Website and app data records
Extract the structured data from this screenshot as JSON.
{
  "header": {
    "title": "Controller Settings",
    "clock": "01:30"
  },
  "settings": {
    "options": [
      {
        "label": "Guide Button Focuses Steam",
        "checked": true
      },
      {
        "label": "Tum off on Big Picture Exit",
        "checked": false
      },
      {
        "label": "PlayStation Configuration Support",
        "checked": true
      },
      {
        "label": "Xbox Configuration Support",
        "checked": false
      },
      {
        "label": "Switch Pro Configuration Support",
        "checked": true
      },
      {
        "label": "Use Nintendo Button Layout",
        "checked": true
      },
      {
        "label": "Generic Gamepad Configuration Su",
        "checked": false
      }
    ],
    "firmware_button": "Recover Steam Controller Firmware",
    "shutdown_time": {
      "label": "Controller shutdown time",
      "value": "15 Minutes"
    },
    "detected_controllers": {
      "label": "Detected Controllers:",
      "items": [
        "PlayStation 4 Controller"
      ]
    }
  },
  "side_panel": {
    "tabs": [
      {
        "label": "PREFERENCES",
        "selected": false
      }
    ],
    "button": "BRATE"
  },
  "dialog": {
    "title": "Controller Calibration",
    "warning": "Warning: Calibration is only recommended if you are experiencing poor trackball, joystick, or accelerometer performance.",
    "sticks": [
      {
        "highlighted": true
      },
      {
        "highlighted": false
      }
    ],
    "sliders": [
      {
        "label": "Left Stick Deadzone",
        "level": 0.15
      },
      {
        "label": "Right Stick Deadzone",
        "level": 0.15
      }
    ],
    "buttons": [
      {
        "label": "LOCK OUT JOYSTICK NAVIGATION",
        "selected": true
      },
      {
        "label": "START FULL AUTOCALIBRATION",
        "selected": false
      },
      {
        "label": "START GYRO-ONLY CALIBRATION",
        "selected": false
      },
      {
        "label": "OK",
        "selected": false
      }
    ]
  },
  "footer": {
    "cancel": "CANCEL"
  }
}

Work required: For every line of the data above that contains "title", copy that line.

Reply to the exercise:
    "title": "Controller Settings",
    "title": "Controller Calibration",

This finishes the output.